Start of Records shown

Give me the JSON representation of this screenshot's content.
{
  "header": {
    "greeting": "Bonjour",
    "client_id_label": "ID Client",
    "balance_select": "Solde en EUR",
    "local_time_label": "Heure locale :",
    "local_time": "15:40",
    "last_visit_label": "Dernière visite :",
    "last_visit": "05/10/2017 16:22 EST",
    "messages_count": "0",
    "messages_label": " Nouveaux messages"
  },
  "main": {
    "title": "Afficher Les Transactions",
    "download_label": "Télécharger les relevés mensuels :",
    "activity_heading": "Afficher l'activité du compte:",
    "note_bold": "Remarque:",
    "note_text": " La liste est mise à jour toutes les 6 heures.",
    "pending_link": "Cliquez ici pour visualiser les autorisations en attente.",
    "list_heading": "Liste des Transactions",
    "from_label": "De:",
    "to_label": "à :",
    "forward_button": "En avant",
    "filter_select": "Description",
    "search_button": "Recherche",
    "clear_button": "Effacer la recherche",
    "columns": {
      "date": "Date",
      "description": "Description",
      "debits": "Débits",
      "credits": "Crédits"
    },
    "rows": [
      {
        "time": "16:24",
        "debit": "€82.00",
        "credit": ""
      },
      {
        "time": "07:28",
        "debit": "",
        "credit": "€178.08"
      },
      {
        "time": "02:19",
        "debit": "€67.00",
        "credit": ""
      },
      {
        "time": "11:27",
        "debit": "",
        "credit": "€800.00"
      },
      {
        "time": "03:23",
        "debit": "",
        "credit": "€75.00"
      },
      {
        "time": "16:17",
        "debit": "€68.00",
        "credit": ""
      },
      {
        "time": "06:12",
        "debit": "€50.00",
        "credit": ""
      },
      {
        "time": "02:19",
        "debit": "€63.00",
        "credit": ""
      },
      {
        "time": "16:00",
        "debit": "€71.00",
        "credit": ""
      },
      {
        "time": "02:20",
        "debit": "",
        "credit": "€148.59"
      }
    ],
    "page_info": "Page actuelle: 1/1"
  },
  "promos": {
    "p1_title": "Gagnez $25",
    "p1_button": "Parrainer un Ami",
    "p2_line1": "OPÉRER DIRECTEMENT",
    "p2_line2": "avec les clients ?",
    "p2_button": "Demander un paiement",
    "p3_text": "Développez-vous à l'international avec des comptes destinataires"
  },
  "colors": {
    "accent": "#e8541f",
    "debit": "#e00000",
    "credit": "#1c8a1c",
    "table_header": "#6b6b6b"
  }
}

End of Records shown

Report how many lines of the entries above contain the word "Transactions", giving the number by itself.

Answer to this exercise —
2